2001 UNEP Sasakawa
Environment Prize

Huey D. Johnson, known for his pioneering work in protecting and managing the Earth’s natural resources, was awarded the 2001 United Nations Environment Programme (UNEP) Sasakawa Environment Prize.

The Prize, worth $200,000, is considered one of the most prestigious environmental awards in the world. Past winners include: Nobel Laureate, Professor Mario J. Molina; Chico Mendes; Lester Brown; and Dr. M.S. Swaminathan.

Johnson, who has worked in the corporate, non-governmental and governmental sectors, was pivotal in the creation of the Trust for Public Land, a non-profit land acquisition corporation founded in 1972, which works to save open spaces for America’s urban centres. To date, it has conserved more than half a million hectares across the United States.

Preserving natural resources
As Secretary of Natural Resources in California in the early 1980s, Johnson crafted statewide programmes and policies, many of which have been emulated internationally, for preserving natural resources. Among these is Investing For Prosperity – a 100-year initiative which channels funds into investments to enhance the long-term productivity of California’s natural resource assets. One of its most dramatic successes has been the development of cost-effective renewable energy technologies.

The California Resources Agency implemented energy-saving policies under his guidance. A report by the Rand Corporation showed that energy conservation efforts since the late 1970s have saved Californians some $34 billion (roughly $1,000 for each resident) and played a significant role in helping the state’s economy expand; Johnson received the President’s Award for Sustainable Development in 1996 for his efforts in this area.

‘The environment is like a house. You can’t say you'll fix the leaky roof this year, repair the walls next year and care for the garden in three years time. You must have a plan that manages all of these issues at the same time,’ says Johnson.

In 1985 he founded the Resource Renewal Institute, whose mission is to catalyze the development of green plans both nationally and internationally. It developed the Campaign for a Sustainable Future, which targets policy-makers and opinion leaders and is designed to mobilize diverse constituencies strong enough to secure green plans. Under its umbrella, Johnson also developed the Grand Canyon Trust – dedicated to protecting and restoring the Canyon area of the Colorado plateau.

Johnson was also instrumental in the foundation of the Green Belt Movement International, which promotes citizen-based tree-planting as a way of mobilizing people to restore the environment and break the cycle of poverty and environmental degradation.

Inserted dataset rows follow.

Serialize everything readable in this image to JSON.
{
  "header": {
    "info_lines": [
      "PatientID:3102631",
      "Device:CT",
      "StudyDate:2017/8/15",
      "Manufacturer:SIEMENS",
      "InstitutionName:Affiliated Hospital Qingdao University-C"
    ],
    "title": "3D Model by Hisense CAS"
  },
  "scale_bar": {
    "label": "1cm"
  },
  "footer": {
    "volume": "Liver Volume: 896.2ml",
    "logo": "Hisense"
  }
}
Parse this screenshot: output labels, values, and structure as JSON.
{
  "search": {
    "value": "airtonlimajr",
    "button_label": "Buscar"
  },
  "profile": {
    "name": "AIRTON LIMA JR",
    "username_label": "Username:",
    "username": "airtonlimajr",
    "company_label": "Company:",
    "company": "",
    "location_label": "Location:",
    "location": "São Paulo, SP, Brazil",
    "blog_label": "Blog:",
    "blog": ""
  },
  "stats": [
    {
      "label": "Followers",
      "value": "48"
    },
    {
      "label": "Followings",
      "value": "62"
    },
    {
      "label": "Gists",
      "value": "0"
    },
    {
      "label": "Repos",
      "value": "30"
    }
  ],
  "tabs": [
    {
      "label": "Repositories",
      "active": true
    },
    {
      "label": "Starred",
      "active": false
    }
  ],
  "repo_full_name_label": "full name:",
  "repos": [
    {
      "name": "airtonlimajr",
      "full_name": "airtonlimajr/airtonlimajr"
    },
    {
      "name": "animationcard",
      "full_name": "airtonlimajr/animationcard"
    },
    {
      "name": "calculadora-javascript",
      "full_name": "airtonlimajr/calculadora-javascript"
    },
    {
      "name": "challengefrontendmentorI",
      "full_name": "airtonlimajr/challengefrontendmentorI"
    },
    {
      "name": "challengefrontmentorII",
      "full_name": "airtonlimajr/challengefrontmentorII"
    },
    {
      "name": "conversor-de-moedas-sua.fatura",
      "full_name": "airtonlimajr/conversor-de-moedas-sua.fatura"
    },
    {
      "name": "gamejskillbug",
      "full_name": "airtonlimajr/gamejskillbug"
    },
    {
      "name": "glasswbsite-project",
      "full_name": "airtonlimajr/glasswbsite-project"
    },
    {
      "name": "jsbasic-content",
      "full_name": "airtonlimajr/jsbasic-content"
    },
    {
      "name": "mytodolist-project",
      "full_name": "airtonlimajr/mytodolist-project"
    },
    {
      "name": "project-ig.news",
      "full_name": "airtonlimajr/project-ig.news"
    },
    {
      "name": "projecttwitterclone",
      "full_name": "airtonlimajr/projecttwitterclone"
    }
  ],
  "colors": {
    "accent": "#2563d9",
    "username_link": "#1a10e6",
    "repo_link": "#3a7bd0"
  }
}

‘Through the numerous organizations he has created and the countless people he has supported, Huey Johnson has emphasized and clearly demonstrated that the problems we face, both environmentally and socially, require a systematic and global approach,’ said UNEP’s Executive Director, Klaus Toepfer.

Planning ahead
Johnson plans to use the Prize to further his interests in the environment: ‘We need a plan to manage and implement the restoration of the Earth’s natural resources. Whether you are designing a computer, a bridge or a new aircraft, you have to have a plan, otherwise you cannot raise the funds needed to turn it into a reality. Let us hope that such a plan can emerge when world leaders meet for the World Summit on Sustainable Development taking place in Johannesburg, South Africa.’

This issue:
Contents | Editorial K. Toepfer | Open doors | Progress and possibilities | A further step | Achieving the vision | Wake-up call | Special feature: Security in a shrinking world | 2001 UNEP Sasakawa Environment Prize | Competition | Global housekeeping | Disrupting life’s messages | Ubiquitous and dangerous | Briefing: Much done, much still to do | Briefing: Getting on top of the POPs | Briefing: First line of defence | Reversing the burden of proof